Excerpted data ::
******************************
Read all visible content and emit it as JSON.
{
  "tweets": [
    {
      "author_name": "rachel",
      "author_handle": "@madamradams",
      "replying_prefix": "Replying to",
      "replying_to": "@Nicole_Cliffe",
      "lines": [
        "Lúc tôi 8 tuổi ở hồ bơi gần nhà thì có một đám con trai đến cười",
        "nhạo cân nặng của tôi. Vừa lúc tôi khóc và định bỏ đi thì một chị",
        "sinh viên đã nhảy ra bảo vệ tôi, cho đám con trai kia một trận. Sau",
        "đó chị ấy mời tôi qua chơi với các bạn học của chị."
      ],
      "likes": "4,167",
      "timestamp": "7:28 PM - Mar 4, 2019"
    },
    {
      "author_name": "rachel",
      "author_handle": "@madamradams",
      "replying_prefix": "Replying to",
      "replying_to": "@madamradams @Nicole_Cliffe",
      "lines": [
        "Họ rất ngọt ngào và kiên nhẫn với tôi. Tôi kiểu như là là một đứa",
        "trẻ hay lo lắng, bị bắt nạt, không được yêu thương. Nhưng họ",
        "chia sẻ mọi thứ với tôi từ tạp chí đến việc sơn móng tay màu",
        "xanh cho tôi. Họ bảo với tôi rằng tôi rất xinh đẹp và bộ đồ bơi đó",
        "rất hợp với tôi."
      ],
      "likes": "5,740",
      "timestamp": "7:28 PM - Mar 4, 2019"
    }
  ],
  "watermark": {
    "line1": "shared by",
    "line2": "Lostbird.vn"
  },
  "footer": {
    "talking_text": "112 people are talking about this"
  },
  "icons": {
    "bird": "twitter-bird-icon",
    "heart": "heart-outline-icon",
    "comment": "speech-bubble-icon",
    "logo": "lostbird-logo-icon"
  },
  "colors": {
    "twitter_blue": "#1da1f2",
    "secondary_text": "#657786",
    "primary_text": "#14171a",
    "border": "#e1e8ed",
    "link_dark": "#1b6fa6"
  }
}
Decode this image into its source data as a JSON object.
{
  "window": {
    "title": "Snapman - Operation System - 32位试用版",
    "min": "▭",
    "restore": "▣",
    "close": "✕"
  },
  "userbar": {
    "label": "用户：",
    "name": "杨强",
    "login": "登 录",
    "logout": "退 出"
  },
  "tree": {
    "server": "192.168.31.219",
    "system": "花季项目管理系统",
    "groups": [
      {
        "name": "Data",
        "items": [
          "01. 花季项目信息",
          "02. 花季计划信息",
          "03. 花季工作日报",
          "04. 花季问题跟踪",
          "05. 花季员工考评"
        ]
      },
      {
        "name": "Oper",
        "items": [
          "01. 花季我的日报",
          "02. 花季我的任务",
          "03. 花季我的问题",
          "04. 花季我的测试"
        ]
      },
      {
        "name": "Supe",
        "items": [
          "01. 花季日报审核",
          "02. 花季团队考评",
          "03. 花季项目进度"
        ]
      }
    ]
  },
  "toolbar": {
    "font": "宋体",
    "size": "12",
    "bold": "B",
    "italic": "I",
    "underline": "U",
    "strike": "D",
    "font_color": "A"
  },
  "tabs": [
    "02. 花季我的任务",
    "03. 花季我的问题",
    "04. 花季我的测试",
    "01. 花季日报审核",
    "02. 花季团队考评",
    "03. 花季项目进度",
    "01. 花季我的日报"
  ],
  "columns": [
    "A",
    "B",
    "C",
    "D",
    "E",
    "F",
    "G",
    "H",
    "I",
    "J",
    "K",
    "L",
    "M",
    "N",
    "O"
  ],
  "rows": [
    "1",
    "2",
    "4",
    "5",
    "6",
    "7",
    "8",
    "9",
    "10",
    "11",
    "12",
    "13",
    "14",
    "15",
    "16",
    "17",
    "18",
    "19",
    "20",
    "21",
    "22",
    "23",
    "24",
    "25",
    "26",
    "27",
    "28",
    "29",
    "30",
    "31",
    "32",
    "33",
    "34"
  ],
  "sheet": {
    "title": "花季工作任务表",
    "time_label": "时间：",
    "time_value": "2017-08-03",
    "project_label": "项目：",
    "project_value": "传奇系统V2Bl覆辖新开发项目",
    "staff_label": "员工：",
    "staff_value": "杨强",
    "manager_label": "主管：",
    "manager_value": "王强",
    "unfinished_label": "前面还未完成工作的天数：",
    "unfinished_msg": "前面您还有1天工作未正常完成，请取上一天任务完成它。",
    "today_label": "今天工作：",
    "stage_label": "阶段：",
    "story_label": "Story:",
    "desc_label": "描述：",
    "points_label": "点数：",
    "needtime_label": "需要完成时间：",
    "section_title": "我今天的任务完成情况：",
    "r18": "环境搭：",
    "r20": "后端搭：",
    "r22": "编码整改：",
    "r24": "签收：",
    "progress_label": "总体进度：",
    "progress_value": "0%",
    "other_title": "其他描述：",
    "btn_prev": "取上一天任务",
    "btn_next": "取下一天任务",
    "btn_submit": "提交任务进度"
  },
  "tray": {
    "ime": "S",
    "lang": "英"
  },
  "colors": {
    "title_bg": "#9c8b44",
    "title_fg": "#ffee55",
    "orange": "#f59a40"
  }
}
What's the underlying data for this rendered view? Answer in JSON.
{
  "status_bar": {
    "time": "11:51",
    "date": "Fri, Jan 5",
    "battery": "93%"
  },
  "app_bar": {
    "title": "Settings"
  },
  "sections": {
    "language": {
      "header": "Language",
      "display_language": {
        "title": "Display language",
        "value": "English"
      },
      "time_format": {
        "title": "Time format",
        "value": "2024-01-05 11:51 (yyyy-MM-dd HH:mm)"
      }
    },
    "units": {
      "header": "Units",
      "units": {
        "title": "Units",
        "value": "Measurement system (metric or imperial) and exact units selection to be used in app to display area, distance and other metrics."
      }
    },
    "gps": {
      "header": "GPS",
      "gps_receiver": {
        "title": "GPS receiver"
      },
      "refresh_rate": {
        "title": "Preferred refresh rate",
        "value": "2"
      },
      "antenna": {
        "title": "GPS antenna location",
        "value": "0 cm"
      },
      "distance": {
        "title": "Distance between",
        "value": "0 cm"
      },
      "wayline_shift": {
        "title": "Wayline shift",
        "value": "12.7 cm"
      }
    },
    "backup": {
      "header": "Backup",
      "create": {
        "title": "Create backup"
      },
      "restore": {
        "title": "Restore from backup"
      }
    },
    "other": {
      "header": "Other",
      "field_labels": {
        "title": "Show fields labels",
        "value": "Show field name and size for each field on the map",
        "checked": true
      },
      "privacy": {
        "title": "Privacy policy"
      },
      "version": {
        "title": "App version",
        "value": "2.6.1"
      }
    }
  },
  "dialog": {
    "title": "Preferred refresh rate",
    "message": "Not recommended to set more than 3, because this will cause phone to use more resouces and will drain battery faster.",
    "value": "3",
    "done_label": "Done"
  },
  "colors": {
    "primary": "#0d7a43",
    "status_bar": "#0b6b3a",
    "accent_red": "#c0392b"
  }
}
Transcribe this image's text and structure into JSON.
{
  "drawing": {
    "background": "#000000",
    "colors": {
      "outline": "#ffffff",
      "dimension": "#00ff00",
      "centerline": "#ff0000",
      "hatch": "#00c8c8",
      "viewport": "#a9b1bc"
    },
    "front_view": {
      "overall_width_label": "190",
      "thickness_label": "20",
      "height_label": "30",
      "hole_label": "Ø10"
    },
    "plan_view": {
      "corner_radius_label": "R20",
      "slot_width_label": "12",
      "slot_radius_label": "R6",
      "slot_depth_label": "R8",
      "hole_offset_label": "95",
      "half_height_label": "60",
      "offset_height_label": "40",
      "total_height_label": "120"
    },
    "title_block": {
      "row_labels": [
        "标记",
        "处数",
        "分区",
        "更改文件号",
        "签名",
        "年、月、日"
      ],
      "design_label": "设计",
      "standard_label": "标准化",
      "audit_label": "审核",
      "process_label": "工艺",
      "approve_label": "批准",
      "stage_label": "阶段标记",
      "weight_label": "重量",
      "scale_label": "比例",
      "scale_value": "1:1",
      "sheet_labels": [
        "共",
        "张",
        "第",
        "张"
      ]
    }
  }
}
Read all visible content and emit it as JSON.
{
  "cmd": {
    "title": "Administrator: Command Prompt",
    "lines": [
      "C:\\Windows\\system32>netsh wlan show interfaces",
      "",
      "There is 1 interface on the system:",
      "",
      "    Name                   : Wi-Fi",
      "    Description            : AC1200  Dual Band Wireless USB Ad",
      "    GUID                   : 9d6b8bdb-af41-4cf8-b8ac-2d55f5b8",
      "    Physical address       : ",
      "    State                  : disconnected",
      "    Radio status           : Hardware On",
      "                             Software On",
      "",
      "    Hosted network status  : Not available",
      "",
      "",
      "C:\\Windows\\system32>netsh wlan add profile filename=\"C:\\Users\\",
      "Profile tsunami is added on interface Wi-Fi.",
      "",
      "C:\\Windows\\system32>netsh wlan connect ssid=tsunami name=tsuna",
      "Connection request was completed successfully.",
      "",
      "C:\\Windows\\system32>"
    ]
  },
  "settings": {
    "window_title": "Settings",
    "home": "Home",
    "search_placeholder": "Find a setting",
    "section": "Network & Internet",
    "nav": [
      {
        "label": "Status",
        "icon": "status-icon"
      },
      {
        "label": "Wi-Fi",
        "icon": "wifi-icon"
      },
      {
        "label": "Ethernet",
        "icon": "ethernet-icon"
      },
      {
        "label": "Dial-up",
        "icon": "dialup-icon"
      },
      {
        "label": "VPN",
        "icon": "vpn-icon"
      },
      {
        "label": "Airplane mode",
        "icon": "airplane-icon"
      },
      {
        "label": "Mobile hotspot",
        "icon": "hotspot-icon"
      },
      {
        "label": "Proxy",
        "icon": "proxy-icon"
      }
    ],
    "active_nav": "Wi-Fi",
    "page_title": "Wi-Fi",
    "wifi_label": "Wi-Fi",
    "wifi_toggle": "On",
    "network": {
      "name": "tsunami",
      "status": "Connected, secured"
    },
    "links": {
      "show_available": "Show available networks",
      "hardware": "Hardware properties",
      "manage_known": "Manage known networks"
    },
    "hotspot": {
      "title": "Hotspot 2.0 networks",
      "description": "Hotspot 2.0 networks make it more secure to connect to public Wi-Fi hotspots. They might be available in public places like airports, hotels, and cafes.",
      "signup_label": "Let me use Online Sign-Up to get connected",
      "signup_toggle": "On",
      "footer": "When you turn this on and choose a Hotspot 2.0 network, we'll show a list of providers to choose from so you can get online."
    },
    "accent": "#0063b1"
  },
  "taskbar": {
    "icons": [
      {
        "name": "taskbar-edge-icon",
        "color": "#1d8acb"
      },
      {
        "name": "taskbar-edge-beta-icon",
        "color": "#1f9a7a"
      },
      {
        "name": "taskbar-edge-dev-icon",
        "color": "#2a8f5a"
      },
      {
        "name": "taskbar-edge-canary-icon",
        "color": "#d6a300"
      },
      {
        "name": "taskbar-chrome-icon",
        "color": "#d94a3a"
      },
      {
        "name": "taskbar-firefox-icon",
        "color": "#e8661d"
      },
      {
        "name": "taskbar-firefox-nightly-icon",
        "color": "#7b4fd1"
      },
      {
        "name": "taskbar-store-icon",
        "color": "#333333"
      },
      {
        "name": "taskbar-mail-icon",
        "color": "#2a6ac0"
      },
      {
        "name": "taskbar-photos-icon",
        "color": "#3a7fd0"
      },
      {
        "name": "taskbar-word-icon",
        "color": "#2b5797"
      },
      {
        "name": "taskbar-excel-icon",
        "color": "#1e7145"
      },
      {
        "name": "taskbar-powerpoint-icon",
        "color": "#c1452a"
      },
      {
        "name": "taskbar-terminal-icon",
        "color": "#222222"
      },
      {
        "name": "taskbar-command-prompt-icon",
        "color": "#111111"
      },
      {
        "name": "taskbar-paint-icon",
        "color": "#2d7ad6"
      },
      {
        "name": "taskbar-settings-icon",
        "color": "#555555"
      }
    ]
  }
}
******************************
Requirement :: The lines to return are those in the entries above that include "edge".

Expected answer ::
        "name": "taskbar-edge-icon",
        "name": "taskbar-edge-beta-icon",
        "name": "taskbar-edge-dev-icon",
        "name": "taskbar-edge-canary-icon",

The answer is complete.